Re: bidirectional fibre tranceivers
« Reply #4 on: October 21, 2021, 01:10:06 pm »
Yes, you can buy these at the local computer supply store now, even TP-Link make them.

I don’t know of any that are non-SFP unfortunately, but I would like to know if anyone finds them. Usually SFP modules I have played with (dual fibre) can be used way below their rated data rate though, so it may work for you; for example, a 4Gbps module from Finisar worked fine with a 10MHz square wave.
 

Offline NiHaoMike

  • Super Contributor
  • ***
  • Posts: 8079
  • Country: us
  • "Don't turn it on - Take it apart!"
    • Facebook Page
Re: bidirectional fibre tranceivers
« Reply #5 on: October 21, 2021, 01:11:33 pm »
Have you considered multiplexing multiple links into a single higher bandwidth link? Ethernet switches with VLAN would be one way, but if the application is really latency sensitive, a pair of small FPGA boards could also work.
Cryptocurrency has taught me to love math and at the same time be baffled by it.

Cryptocurrency lesson 0: Altcoins and Bitcoin are not the same thing.
 

Offline Renate

  • Super Contributor
  • ***
  • Posts: 1462
  • Country: us
Re: bidirectional fibre tranceivers
« Reply #6 on: October 21, 2021, 08:17:53 pm »
Hey! I was wondering the same thing, but not full duplex, only half duplex.
I thought a drop-in RS-485 would be cool. I was originally thinking that 1mm plastic fiber for short distances.
Still, even a one way transmitter or receiver costs $10!
 

Offline daddario

  • Regular Contributor
  • *
  • Posts: 59
  • Country: ee
Re: bidirectional fibre tranceivers
« Reply #7 on: October 21, 2021, 08:33:28 pm »
In networking gear how it's done is using different wavelengths - be it bidirectional, or BIDI as it's called in the trade, using two wavelengths from the 1310~1550nm range (on one side it'll have, for example, a 1310nm transmitter, a 1490nm receiver and vice-versa on the other side) optically coupled together. Or CWDM/WDWM technology that uses tens of different wavelengths on a single fibre and (de)multiplexed together in an external optics units - in all those cases the active parts themselves have their unique WL. If your product is low-volume the cheapest option would be to buy CWDM SFP modules and rip the optics and transducers out.
Mind you that technology is intended for single-mode fibre (9/125um), but for very short distances any ol' plastic straw will do.
My competence in HF electronics over 30MHz rolls off 3dB/oct.
 


Share me

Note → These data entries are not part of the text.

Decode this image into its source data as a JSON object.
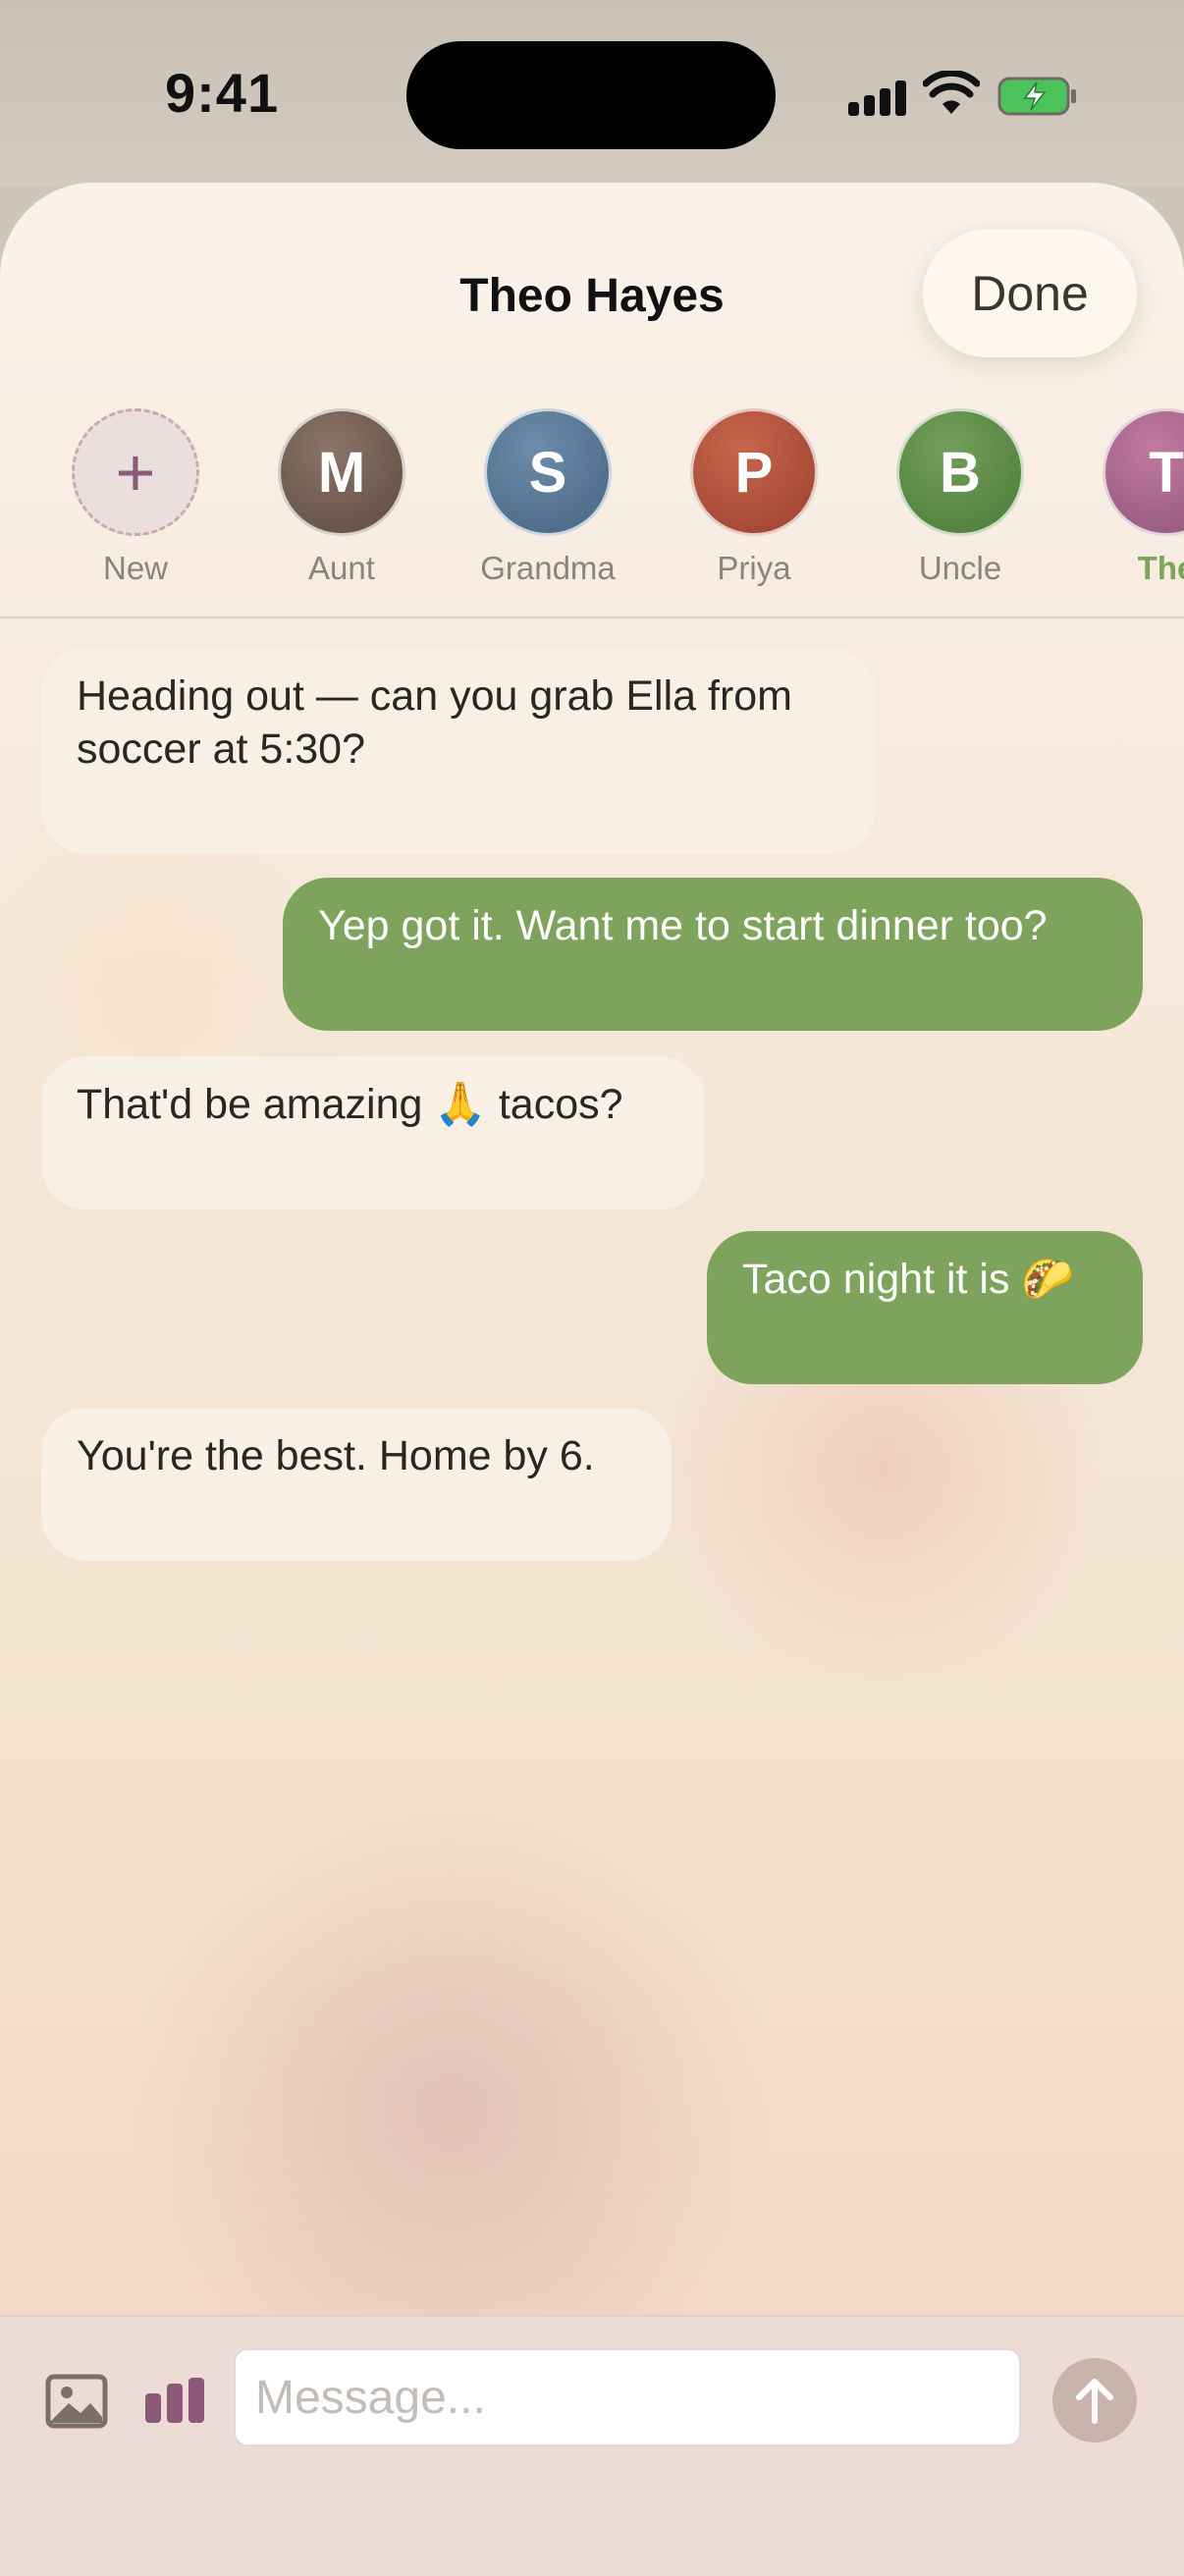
{
  "status_bar": {
    "time": "9:41"
  },
  "header": {
    "title": "Theo Hayes",
    "done_label": "Done"
  },
  "contacts": [
    {
      "initial": "+",
      "label": "New",
      "color": "#eadfdc"
    },
    {
      "initial": "M",
      "label": "Aunt",
      "color": "#6f5a4f"
    },
    {
      "initial": "S",
      "label": "Grandma",
      "color": "#557493"
    },
    {
      "initial": "P",
      "label": "Priya",
      "color": "#b0503a"
    },
    {
      "initial": "B",
      "label": "Uncle",
      "color": "#5a8a45"
    },
    {
      "initial": "T",
      "label": "The",
      "color": "#a8688a",
      "active": true
    }
  ],
  "messages": [
    {
      "dir": "in",
      "text": "Heading out — can you grab Ella from soccer at 5:30?"
    },
    {
      "dir": "out",
      "text": "Yep got it. Want me to start dinner too?"
    },
    {
      "dir": "in",
      "text": "That'd be amazing 🙏 tacos?"
    },
    {
      "dir": "out",
      "text": "Taco night it is 🌮"
    },
    {
      "dir": "in",
      "text": "You're the best. Home by 6."
    }
  ],
  "composer": {
    "placeholder": "Message..."
  },
  "colors": {
    "accent_green": "#7ea35c",
    "accent_purple": "#8c5a78"
  }
}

Digg  Facebook  SlashDot  Delicious  Technorati  Twitter  Google  Yahoo
Smf